## Brief
Print the following entries without any change.

## Extracted entries
=-=-=

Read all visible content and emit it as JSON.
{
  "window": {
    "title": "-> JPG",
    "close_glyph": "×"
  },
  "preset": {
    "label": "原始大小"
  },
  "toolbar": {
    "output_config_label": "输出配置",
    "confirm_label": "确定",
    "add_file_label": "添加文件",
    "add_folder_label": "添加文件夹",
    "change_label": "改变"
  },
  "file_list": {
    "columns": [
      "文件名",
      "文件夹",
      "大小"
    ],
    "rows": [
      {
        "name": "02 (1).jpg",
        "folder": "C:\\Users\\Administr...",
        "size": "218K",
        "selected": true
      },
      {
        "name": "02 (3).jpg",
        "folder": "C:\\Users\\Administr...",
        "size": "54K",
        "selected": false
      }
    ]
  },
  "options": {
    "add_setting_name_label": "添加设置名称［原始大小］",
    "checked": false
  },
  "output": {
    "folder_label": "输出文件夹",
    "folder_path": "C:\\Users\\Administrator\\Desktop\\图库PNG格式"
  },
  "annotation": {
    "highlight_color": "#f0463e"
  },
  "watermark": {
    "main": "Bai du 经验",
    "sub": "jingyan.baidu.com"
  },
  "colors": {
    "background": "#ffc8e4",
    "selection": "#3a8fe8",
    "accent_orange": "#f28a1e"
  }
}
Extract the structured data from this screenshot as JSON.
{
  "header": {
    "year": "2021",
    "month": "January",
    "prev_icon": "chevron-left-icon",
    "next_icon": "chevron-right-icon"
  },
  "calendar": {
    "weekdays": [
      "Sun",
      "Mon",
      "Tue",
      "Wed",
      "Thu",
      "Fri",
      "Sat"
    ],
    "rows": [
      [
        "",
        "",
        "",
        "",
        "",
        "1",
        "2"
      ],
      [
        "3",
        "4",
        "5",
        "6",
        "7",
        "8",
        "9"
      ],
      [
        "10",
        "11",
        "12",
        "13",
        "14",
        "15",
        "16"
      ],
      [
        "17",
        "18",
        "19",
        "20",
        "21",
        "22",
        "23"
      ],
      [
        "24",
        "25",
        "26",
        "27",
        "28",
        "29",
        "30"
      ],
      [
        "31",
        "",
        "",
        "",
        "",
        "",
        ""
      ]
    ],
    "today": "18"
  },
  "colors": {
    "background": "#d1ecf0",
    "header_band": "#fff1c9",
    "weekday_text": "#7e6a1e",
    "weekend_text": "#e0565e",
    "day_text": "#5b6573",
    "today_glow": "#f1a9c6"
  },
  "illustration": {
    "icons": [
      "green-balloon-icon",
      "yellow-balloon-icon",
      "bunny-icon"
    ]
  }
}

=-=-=

## Output for this exercise
Read all visible content and emit it as JSON.
{
  "window": {
    "title": "-> JPG",
    "close_glyph": "×"
  },
  "preset": {
    "label": "原始大小"
  },
  "toolbar": {
    "output_config_label": "输出配置",
    "confirm_label": "确定",
    "add_file_label": "添加文件",
    "add_folder_label": "添加文件夹",
    "change_label": "改变"
  },
  "file_list": {
    "columns": [
      "文件名",
      "文件夹",
      "大小"
    ],
    "rows": [
      {
        "name": "02 (1).jpg",
        "folder": "C:\\Users\\Administr...",
        "size": "218K",
        "selected": true
      },
      {
        "name": "02 (3).jpg",
        "folder": "C:\\Users\\Administr...",
        "size": "54K",
        "selected": false
      }
    ]
  },
  "options": {
    "add_setting_name_label": "添加设置名称［原始大小］",
    "checked": false
  },
  "output": {
    "folder_label": "输出文件夹",
    "folder_path": "C:\\Users\\Administrator\\Desktop\\图库PNG格式"
  },
  "annotation": {
    "highlight_color": "#f0463e"
  },
  "watermark": {
    "main": "Bai du 经验",
    "sub": "jingyan.baidu.com"
  },
  "colors": {
    "background": "#ffc8e4",
    "selection": "#3a8fe8",
    "accent_orange": "#f28a1e"
  }
}
Extract the structured data from this screenshot as JSON.
{
  "header": {
    "year": "2021",
    "month": "January",
    "prev_icon": "chevron-left-icon",
    "next_icon": "chevron-right-icon"
  },
  "calendar": {
    "weekdays": [
      "Sun",
      "Mon",
      "Tue",
      "Wed",
      "Thu",
      "Fri",
      "Sat"
    ],
    "rows": [
      [
        "",
        "",
        "",
        "",
        "",
        "1",
        "2"
      ],
      [
        "3",
        "4",
        "5",
        "6",
        "7",
        "8",
        "9"
      ],
      [
        "10",
        "11",
        "12",
        "13",
        "14",
        "15",
        "16"
      ],
      [
        "17",
        "18",
        "19",
        "20",
        "21",
        "22",
        "23"
      ],
      [
        "24",
        "25",
        "26",
        "27",
        "28",
        "29",
        "30"
      ],
      [
        "31",
        "",
        "",
        "",
        "",
        "",
        ""
      ]
    ],
    "today": "18"
  },
  "colors": {
    "background": "#d1ecf0",
    "header_band": "#fff1c9",
    "weekday_text": "#7e6a1e",
    "weekend_text": "#e0565e",
    "day_text": "#5b6573",
    "today_glow": "#f1a9c6"
  },
  "illustration": {
    "icons": [
      "green-balloon-icon",
      "yellow-balloon-icon",
      "bunny-icon"
    ]
  }
}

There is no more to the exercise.